Maya Fiennes in the Evening Standard
Maya Fiennes is one of the most in-demand relaxation teachers around. Elle Macpherson describes a session with her as "inspirational, energising, sexy", which makes her yoga's equivalent of Nigella Lawson.
Just as Nigella gave cooking mass appeal, Fiennes, 46, has a vision to transform the image of yoga.
The former concert pianist, sister-in-law of actors Ralph and Joseph, says: "There is still this perception that it's a bit alien, that you have to be some sort of groupie. But it's not like that. Anyone can practise, from kids to 90-year-olds."
Her own style of yoga is called Kundalini, which is explained in Fiennes's new book called Yoga for Real Life. Increasingly popular in the UK, this technique is aimed at giving a full mind-body workout. It's particularly beneficial, says Fiennes, for Londoners suffering from technology burnout. "Our minds get cluttered with constant demands from emails and mobile phones. It's vital to offload," she says.
Macedonia-born Maya discovered Kundalini yoga while training at London's Royal College of Music. It greatly helped her pre-performance nerves and she says yoga and meditation are now "essential" to her life. They have helped with post-natal depression and even stopped her from drowning.
Yoga for Real Life is a self-help guide full of personal anecdotes about coping with marriage (to composer Magnus), work and being a mother-of-two. Maya recently moved from Fulham to Santa Monica in California and teaches classes around the world. But this month, she is hosting a special Kundalini session at Alchemy in Chalk Farm.
THE ESSENTIAL KUNDALINI WARM-UP
Easy Pose: Maya showed me how to sit on the floor with my legs crossed, back straight and shoulders relaxed.

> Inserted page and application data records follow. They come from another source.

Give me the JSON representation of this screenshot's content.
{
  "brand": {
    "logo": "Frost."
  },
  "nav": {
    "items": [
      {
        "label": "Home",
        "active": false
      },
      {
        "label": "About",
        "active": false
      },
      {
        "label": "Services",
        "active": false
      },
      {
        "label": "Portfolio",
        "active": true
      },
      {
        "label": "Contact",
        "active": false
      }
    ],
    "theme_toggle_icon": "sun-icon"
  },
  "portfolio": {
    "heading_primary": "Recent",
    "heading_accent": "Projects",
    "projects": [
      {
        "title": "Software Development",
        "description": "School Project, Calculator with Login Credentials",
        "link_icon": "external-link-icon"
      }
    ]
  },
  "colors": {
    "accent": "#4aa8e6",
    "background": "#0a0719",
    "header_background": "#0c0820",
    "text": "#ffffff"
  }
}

This helps release energy by aligning your body, mind and spirit.
Gyan Mudra: a simple hand position, where you touch your index finger with your thumbs.

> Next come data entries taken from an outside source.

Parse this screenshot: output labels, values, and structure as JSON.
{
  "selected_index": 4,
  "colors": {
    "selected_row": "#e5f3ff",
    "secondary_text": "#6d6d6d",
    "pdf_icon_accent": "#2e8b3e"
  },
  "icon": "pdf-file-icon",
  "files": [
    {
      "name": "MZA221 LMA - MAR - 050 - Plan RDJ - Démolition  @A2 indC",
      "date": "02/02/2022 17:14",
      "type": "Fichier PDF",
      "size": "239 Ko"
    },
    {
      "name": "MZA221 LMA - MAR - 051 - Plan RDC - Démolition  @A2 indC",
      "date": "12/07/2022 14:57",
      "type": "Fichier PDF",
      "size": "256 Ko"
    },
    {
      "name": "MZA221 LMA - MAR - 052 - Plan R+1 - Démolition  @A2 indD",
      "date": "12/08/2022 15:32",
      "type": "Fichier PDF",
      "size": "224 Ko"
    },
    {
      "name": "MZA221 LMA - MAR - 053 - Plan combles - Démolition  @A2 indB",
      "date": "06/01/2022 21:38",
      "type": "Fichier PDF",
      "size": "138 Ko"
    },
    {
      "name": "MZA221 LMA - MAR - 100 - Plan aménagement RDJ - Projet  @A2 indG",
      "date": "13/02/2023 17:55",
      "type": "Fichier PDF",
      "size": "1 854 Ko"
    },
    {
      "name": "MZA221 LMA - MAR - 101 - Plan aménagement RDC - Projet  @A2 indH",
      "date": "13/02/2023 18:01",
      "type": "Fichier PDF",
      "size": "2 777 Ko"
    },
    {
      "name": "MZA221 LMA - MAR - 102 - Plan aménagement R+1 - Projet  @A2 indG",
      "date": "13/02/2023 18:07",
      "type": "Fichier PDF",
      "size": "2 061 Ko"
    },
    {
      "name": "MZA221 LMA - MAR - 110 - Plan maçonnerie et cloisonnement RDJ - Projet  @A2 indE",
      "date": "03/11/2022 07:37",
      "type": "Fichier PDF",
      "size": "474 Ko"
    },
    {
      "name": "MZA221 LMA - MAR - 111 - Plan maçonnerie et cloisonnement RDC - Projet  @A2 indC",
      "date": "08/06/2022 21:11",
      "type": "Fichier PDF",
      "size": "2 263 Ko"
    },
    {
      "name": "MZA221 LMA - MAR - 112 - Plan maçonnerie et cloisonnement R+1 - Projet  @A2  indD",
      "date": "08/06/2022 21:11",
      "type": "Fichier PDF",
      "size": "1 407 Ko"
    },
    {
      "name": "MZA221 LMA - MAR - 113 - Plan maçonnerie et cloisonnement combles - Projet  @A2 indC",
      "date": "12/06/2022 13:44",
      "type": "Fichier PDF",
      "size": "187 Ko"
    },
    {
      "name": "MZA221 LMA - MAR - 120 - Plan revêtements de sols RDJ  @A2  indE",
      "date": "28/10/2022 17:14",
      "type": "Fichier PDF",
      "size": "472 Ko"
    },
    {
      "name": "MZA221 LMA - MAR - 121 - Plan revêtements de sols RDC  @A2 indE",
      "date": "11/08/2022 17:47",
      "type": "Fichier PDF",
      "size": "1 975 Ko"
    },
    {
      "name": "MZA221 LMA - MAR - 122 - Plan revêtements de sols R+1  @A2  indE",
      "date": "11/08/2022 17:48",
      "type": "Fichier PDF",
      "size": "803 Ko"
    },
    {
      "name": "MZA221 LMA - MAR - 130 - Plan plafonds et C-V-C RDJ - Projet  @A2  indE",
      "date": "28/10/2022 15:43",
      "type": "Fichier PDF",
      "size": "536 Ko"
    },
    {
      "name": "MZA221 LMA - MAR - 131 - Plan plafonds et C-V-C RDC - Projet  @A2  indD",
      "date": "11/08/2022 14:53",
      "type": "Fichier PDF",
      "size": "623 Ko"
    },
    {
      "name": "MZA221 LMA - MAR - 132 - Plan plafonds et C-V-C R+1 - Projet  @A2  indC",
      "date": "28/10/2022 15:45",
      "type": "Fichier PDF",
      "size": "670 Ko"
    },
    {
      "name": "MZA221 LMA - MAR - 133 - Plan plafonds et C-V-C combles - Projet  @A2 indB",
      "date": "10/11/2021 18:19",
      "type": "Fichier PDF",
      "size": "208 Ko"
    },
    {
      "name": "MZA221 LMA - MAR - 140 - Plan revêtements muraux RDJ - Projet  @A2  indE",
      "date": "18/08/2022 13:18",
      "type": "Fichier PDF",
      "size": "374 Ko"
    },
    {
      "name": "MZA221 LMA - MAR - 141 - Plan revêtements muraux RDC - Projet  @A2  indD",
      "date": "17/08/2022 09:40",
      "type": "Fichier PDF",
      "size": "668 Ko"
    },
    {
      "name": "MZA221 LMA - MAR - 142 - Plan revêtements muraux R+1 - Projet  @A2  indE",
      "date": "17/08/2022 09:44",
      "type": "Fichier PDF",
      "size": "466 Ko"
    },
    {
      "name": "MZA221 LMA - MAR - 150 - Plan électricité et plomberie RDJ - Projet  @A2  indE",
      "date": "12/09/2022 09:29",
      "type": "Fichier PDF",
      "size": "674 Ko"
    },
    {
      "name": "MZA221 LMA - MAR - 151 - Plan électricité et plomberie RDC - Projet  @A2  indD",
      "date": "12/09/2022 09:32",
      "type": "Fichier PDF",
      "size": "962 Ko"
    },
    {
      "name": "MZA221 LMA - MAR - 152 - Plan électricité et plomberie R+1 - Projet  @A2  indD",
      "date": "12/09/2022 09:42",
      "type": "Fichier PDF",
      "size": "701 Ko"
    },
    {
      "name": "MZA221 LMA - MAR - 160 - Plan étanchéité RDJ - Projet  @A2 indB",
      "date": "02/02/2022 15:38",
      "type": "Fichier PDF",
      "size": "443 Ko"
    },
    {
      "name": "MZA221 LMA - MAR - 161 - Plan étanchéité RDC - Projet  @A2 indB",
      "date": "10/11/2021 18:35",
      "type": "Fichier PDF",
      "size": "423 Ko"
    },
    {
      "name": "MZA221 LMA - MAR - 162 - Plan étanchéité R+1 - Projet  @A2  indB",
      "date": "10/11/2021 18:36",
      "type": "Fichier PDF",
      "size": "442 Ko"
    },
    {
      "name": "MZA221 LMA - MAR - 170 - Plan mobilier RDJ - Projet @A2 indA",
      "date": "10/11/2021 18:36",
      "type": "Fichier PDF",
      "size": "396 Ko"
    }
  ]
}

Root Lock: suck in your navel, squeezing and pulling up the muscles around your stomach, anus and sex organs. The aim, says Maya, is to "uncoil the Kundalini energy at the base of the spine".

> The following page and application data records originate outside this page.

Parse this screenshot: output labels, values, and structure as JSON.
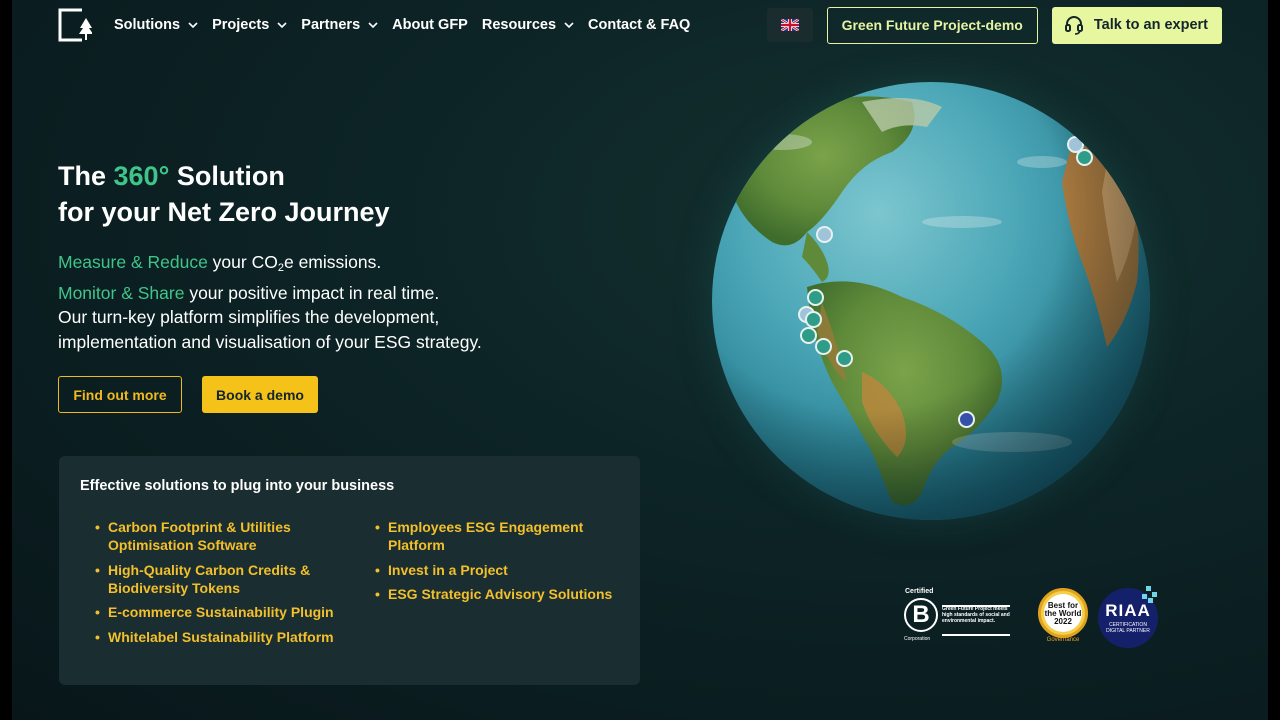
{
  "nav": {
    "items": [
      {
        "label": "Solutions",
        "dropdown": true
      },
      {
        "label": "Projects",
        "dropdown": true
      },
      {
        "label": "Partners",
        "dropdown": true
      },
      {
        "label": "About GFP",
        "dropdown": false
      },
      {
        "label": "Resources",
        "dropdown": true
      },
      {
        "label": "Contact & FAQ",
        "dropdown": false
      }
    ],
    "language_flag": "uk-flag-icon",
    "demo_button": "Green Future Project-demo",
    "expert_button": "Talk to an expert"
  },
  "hero": {
    "title_pre": "The ",
    "title_accent": "360°",
    "title_post": " Solution",
    "title_line2": "for your Net Zero Journey",
    "line1_accent": "Measure & Reduce",
    "line1_rest_a": " your CO",
    "line1_sub": "2",
    "line1_rest_b": "e emissions.",
    "line2_accent": "Monitor & Share",
    "line2_rest": " your positive impact in real time.",
    "line3": "Our turn-key platform simplifies the development,",
    "line4": "implementation and visualisation of your ESG strategy.",
    "btn_find": "Find out more",
    "btn_book": "Book a demo"
  },
  "solutions": {
    "title": "Effective solutions to plug into your business",
    "col1": [
      "Carbon Footprint & Utilities Optimisation Software",
      "High-Quality Carbon Credits & Biodiversity Tokens",
      "E-commerce Sustainability Plugin",
      "Whitelabel Sustainability Platform"
    ],
    "col2": [
      "Employees ESG Engagement Platform",
      "Invest in a Project",
      "ESG Strategic Advisory Solutions"
    ]
  },
  "certs": {
    "bcorp_certified": "Certified",
    "bcorp_letter": "B",
    "bcorp_corporation": "Corporation",
    "bcorp_desc": "Green Future Project meets high standards of social and environmental impact.",
    "bfw_text": "Best for the World",
    "bfw_year": "2022",
    "bfw_label": "Governance",
    "riaa_title": "RIAA",
    "riaa_sub": "CERTIFICATION DIGITAL PARTNER"
  },
  "colors": {
    "accent_green": "#3fc58a",
    "gold": "#f0b91e",
    "lime": "#e6f7a0",
    "background": "#0d2426"
  }
}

Corpse Pose: a relaxation pose where you focus on your breathing and empty your mind. Lie on your back with hands out to the side and palms upwards. Tilt your chin forwards, breathe deeply and relax every part of your body from your feet to your tongue, eyes and forehead.
MAYA'S GUIDE TO LOVING AND LIVING, TAKEN FROM HER BOOK
Make eye contact: There are always things you'd like to change in your partner. A challenge is maintaining the sense of joy in your sex life. When I work with couples, sometimes I ask them to look into each other's eyes or touch each other's heart. It's incredible how many have never done this.
Write your own mantra: We're rarely in real physical danger but anything from a work deadline to rush-hour traffic will get our adrenaline pumping. But like most fuel, it eventually runs out. The key is to develop a "slow down" mantra to clear mental clutter and stimulate the immune system.
Loosen your spine: Ageing is something many of us fear but none of us can avoid. As you get older, you get rigid in the spine: yoga can strengthen it. Even if you're young and doing lots of aerobic exercise, you need to stretch your body and give the joints space to relax after a workout.
Eat mindfully': Some yogis say you should be a teetotal vegetarian. I'm not one of them. I enjoy a glass of wine, a cup of good coffee, and red meat when I feel my body needs it. Calorie-counting will make you miserable and probably also fat. But it's important to chew food properly, and eat five light meals a day. Eat "mindfully" by focusing on your food. Look at what is on your plate and think about where it's from.
Be a yoga mummy: Yoga can be a great way to prepare for birth. I got post-natal depression and had not practised yoga for weeks before the birth of my first daughter. Then I put some simple yoga sets together. After a few days the clouds had lifted.